- About this exercise -
Using the records that follow, tally the lines containing the word "photo" and state only the count.

- Supplied material -
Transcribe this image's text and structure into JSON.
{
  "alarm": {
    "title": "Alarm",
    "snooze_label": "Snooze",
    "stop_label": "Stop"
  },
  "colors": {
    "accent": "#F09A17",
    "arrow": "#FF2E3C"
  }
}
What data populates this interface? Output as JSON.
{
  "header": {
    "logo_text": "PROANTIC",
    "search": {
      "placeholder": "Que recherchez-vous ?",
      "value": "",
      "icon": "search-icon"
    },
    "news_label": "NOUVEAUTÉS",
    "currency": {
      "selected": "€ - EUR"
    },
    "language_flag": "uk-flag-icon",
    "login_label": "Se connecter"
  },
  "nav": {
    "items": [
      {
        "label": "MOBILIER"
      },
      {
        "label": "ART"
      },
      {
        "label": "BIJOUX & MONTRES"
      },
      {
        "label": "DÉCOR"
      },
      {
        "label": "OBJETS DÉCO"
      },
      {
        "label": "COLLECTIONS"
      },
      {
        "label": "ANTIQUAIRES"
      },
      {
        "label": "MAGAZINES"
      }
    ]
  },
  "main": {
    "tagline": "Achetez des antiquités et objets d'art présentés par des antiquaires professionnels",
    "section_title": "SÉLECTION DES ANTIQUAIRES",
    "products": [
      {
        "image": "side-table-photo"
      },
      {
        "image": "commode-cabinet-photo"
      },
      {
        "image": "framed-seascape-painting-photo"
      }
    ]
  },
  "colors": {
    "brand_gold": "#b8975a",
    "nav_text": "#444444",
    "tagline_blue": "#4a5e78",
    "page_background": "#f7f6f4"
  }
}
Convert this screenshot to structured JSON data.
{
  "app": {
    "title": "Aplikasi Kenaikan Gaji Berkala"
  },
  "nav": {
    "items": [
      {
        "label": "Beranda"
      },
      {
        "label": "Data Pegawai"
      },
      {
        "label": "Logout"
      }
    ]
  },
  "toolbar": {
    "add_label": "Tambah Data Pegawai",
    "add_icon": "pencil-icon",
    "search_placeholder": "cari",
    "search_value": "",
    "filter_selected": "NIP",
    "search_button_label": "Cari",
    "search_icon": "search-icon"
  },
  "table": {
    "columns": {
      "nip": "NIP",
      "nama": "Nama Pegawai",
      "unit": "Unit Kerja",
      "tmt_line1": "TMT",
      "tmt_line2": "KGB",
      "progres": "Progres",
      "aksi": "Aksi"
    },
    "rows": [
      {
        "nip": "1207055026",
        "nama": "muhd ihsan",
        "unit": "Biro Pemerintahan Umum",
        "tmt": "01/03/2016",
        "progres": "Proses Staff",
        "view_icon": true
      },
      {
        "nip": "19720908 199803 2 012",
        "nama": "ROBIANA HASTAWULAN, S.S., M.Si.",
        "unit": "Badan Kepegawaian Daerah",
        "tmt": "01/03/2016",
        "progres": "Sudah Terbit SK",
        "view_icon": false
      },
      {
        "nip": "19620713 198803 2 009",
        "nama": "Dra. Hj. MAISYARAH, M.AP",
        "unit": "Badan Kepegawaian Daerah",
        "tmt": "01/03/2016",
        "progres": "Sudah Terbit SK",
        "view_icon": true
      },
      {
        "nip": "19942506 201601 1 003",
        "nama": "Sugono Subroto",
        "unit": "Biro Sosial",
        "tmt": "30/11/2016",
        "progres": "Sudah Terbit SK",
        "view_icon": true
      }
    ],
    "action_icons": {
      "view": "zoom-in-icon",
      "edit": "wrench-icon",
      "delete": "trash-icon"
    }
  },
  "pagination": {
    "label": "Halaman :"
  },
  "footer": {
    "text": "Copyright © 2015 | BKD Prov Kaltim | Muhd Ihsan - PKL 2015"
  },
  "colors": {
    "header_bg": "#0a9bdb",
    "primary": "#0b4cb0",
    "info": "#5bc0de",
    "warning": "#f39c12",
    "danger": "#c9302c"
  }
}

- Solution for this task -
3